Last year, Guerrero joined other UFCW Pilgrim’s Pride workers from across the country in a national lobby day in Washington, D.C. Guerrero and her co-workers met with U.S. representatives and senators and asked them to raise the standards for workers in the poultry industry. “It was a great opportunity to meet other Pilgrim’s Pride workers and share our stories about the nature of our jobs, and how the industry impacts our families, and communities. It was an opportunity for us to come together as union workers and let our political leaders know we have a voice. We are fighting not just for Pilgrim’s Pride workers, but for poultry workers all across America,” Guerrero continued.

Guerrero also participated in a protest held outside of the U.S. Capitol in response to House Republican leaders failing to pass comprehensive immigration reform with a path to citizenship. She and other UFCW stewards and activists joined thousands of people from across the country to march in Washington, D.C. She was just one of the many arrested in an action of civil disobedience to draw attention to the need for comprehensive immigration reform. “I went to Washington as both a worker and a mother. We deserve reform that is humane and just and keeps families together.

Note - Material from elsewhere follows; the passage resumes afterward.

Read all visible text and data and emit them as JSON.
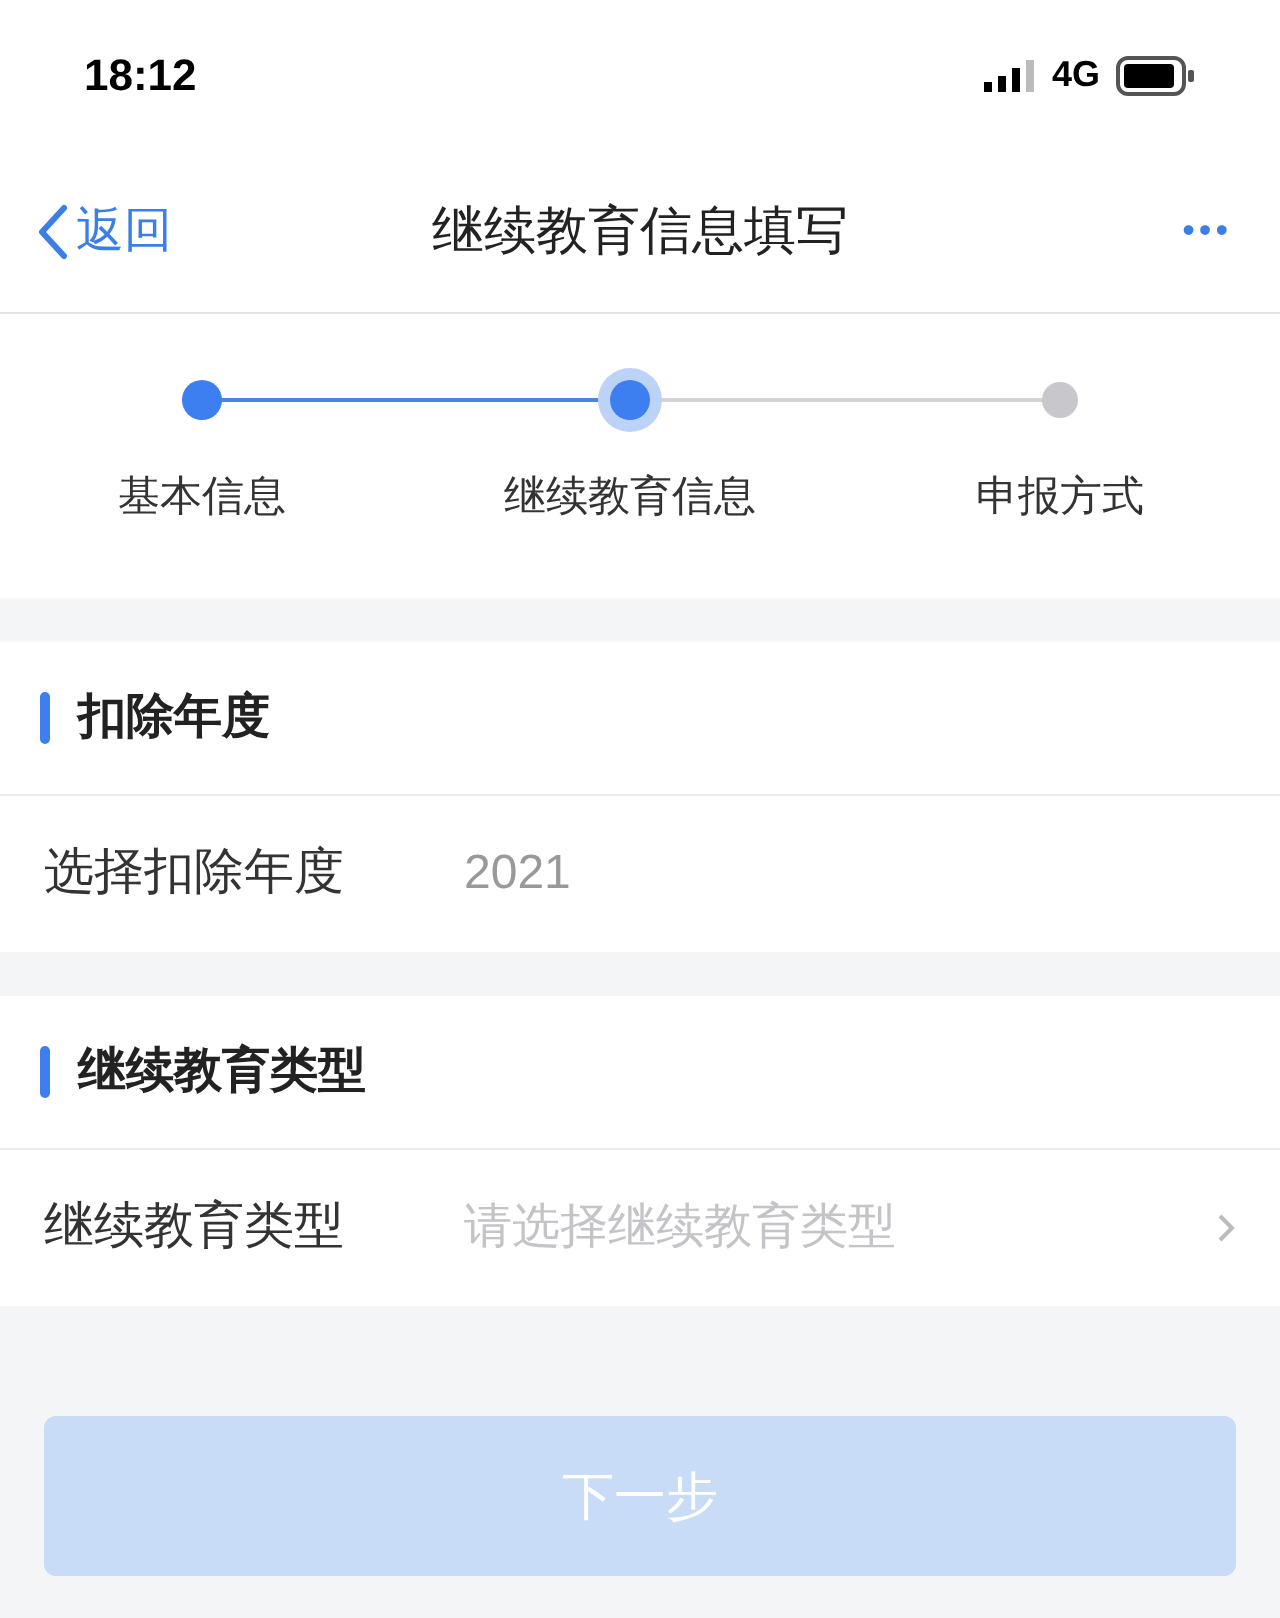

I was arrested in solidarity with all immigrants who are calling on Congress to pass comprehensive immigration reform.”

UFCW stewards are leaders who stand together to protect workers in their plants and also across the country. To become involved in issues important to workers contact your local union representative or your legislative & political representative (LPR).

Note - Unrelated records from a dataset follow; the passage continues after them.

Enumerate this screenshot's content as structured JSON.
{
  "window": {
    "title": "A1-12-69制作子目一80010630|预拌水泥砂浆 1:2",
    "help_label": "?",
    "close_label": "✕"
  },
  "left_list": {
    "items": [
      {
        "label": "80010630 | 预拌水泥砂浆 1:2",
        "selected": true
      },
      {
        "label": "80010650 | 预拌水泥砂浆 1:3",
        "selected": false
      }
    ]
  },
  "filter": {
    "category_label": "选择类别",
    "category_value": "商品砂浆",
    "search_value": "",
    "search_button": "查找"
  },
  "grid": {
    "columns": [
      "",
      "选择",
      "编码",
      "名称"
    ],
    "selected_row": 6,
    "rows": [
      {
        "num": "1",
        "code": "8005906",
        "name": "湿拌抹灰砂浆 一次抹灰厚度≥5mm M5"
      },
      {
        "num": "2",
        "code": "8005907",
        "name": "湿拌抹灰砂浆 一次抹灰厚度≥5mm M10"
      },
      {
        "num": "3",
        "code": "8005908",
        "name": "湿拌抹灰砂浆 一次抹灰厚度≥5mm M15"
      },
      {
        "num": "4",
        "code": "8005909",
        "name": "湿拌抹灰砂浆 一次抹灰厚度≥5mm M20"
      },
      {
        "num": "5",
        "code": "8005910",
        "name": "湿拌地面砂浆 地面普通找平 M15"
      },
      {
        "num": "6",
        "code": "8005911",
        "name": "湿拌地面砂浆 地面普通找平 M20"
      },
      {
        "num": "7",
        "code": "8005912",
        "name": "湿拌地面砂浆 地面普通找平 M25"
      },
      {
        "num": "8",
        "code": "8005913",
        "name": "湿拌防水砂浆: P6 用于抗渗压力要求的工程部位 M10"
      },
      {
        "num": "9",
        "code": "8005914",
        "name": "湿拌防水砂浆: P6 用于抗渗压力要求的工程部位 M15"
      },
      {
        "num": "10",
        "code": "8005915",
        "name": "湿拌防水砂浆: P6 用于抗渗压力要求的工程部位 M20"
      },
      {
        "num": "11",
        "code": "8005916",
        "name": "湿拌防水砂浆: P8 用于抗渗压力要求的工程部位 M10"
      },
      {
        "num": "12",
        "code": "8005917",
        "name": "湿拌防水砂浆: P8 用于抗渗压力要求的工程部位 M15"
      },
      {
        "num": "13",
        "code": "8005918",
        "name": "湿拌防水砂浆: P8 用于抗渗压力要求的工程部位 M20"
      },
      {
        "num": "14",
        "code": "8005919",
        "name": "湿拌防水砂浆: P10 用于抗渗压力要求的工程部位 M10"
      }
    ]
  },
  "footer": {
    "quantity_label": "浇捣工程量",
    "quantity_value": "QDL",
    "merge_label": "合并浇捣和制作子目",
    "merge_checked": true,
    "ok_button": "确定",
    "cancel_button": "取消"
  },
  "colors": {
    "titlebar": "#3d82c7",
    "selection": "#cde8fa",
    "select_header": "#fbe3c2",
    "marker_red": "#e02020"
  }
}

“Getting involved in campaigns and actions outside of the plant gives us a chance to help other workers who might be afraid to speak up for change or might not have a voice on the job. With the support of our union, we can be their voice and bring attention to important issues for all workers.”–Idalid Guerrero, UFCW Local 540 member and Pilgrim’s Pride plant steward, Lufkin Texas

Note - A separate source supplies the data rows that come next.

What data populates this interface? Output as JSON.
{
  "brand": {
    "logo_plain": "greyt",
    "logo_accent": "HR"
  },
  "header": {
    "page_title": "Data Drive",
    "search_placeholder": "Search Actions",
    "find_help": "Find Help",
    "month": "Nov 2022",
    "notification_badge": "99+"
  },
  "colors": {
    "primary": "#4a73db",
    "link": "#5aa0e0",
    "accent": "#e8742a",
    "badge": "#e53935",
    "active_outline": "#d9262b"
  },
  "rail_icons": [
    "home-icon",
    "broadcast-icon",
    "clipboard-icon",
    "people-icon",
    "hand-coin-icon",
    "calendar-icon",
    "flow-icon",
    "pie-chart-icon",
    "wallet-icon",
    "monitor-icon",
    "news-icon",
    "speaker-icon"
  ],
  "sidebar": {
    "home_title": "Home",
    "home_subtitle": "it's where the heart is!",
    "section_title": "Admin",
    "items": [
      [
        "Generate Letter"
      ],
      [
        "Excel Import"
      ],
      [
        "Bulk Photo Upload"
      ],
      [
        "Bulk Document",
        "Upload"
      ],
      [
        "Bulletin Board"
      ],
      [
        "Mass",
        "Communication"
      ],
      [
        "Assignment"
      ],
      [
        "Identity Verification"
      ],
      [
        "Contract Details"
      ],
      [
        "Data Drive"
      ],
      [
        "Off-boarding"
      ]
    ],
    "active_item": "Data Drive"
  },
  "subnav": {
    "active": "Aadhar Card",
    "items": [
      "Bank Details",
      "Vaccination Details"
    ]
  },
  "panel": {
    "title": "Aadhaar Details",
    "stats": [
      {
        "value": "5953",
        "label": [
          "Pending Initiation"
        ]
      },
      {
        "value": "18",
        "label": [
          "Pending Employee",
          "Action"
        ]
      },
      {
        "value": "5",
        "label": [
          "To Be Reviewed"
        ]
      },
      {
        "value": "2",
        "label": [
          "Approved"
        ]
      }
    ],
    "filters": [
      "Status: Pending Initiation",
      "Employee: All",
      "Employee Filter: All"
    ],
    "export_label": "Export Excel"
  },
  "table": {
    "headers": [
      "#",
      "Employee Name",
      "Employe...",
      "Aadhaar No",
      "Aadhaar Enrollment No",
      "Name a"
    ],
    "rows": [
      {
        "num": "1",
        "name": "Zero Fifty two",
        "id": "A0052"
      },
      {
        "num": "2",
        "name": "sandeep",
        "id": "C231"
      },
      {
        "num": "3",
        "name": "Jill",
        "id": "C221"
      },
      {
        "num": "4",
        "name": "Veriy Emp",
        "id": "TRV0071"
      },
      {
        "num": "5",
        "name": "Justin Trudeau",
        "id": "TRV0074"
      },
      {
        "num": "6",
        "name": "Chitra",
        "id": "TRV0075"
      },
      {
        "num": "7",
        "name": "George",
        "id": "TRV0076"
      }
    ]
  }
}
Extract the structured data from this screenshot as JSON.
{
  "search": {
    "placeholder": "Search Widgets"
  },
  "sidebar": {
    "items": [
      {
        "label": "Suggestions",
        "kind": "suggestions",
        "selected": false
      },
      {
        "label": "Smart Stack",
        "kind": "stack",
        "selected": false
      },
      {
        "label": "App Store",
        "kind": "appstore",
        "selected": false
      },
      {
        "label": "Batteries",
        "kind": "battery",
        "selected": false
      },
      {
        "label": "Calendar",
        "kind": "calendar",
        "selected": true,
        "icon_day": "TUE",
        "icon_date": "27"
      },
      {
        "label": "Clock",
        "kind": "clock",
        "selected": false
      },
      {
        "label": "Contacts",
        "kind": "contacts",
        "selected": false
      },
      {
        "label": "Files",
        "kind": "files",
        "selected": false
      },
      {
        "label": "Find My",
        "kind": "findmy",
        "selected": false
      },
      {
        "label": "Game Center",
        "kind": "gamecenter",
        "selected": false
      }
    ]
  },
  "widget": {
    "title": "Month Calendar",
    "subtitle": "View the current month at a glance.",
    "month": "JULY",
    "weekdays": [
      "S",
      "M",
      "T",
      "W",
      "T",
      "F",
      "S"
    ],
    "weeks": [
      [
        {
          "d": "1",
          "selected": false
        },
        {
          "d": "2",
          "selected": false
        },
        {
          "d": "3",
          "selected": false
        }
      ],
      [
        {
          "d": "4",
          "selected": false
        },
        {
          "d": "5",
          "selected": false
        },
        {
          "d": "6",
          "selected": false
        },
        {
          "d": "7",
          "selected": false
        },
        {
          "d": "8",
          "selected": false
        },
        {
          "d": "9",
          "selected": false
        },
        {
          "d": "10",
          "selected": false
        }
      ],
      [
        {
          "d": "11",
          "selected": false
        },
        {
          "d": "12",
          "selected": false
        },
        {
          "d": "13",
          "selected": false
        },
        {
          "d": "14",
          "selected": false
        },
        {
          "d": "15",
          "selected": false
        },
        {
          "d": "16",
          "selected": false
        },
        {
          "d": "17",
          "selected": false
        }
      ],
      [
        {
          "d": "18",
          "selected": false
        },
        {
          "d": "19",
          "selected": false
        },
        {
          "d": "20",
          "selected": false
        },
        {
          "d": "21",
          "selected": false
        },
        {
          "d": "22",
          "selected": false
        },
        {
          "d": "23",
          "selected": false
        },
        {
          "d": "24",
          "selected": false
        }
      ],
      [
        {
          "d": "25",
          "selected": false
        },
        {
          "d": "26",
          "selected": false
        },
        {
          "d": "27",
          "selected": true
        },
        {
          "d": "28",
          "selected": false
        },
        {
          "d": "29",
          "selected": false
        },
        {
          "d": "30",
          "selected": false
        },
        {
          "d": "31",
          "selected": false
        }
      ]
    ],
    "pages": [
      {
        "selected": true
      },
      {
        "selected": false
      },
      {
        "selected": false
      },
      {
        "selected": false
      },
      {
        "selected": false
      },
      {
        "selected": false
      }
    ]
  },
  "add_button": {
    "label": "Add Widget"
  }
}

Hispanic Heritage Month Spotlight: Walter Garron

Walter with UFCW International President Joe Hansen

Walter with UFCW International President Joe Hansen

As we continue to celebrate Hispanic Heritage Month (Sept. 15–October 15) we wanted to share the story of UFCW Local 1473 Member and Staff Walter Garron.

Walter became a member of Local 1473 when he started working in the maintenance department at Strauss Brands in Franklin, Wisconsin. When his employer started giving his fellow coworkers a hard time about their employment eligibility, Walter came to their defense. After his union rep saw Walter “raising hell” for his fellow workers, he told him he’d make a great union steward. Walter jumped right in and has been actively involved in his union ever since. He has since worked in the Special Project Union Representative Program, and is now an organizer and union rep.

Naturally, Walter says that he is “an advocate for all workers” and that with the work he gets to do, he is truly “living the dream.” He currently serves as an Executive Board Member for the Labor Council for Latin American Advancement (LCLAA), where he provides services and training for Latino union members. He has also helped organize Black Friday events with OUR Walmart throughout the state of Wisconsin.

Walter is also a member of the United Latinos. Touching on the importance of Hispanic Heritage Month, Walter says that the labor movement goes “hand in hand” with the Latino community:

“Latinos will be the largest minority by the year 2030, and we need to connect the movement to our communities. Latinos need to know their rights, and the labor movement needs to adopt them.”

To help Hispanics in the labor movement, Walter has been deeply involved with Immigration rights–pioneering Wisconsin informational workshops in deferred action and other immigration issues. Right now he is also working with allies to collect petitions calling for all people to have the right to obtain driver’s licenses.

To share your story with us, leave a comment on facebook, or fill out our online form.